EXERCISE PROMPT
Below are records. Copy every line with "jest" in it.
|---|
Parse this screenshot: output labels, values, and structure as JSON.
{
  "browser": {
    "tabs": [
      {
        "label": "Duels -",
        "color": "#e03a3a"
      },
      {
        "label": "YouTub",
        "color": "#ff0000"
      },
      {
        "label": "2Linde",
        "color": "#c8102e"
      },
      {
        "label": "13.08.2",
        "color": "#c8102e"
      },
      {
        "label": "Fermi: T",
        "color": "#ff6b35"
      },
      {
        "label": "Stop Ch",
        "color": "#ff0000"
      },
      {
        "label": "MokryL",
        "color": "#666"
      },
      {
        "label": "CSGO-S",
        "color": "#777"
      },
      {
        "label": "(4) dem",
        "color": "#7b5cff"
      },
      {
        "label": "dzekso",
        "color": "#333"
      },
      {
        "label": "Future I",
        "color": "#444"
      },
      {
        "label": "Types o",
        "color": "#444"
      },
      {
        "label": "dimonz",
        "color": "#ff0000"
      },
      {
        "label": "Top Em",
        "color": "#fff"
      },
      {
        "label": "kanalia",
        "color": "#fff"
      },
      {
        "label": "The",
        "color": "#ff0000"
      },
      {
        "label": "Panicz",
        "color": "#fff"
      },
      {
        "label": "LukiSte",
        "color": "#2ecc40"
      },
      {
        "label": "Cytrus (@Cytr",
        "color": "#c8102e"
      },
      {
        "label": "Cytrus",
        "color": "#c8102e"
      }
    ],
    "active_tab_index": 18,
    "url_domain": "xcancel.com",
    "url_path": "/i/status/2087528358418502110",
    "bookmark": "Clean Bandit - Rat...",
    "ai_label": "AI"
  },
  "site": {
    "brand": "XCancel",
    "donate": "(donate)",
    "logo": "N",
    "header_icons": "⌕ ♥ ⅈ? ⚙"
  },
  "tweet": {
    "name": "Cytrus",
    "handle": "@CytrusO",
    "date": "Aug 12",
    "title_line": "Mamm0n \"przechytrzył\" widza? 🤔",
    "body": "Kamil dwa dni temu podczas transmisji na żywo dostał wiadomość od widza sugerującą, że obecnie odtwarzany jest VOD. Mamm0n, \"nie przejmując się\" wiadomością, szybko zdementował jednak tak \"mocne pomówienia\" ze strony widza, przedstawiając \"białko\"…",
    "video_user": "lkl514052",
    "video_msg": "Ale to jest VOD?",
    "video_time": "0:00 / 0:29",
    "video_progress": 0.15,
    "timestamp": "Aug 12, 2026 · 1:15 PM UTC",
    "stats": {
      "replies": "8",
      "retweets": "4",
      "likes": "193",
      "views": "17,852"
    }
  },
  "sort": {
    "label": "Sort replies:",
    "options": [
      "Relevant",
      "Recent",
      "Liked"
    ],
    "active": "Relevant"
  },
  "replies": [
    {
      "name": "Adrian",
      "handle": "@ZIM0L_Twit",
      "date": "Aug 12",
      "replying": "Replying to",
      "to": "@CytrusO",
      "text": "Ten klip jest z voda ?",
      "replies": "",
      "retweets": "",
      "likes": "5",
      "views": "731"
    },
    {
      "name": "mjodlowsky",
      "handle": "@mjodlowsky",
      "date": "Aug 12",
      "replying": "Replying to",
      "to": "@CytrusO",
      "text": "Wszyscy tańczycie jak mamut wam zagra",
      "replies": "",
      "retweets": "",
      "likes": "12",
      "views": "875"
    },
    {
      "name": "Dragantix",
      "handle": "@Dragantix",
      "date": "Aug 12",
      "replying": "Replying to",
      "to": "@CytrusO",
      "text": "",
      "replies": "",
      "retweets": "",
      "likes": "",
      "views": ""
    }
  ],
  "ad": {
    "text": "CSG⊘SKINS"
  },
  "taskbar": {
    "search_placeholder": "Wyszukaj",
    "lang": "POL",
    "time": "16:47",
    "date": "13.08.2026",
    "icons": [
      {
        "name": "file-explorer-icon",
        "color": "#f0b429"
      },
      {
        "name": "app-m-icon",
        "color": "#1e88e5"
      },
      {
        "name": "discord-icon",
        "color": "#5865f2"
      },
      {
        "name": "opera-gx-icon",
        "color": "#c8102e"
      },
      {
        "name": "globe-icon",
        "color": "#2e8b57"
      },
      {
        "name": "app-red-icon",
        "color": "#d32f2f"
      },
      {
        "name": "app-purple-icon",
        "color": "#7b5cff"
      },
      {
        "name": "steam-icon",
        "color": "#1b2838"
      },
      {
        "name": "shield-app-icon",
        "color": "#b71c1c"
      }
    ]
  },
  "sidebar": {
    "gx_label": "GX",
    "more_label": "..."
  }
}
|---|
SOLVED PROBLEM
    "body": "Kamil dwa dni temu podczas transmisji na żywo dostał wiadomość od widza sugerującą, że obecnie odtwarzany jest VOD. Mamm0n, \"nie przejmując się\" wiadomością, szybko zdementował jednak tak \"mocne pomówienia\" ze strony widza, przedstawiając \"białko\"…",
    "video_msg": "Ale to jest VOD?",
      "text": "Ten klip jest z voda ?",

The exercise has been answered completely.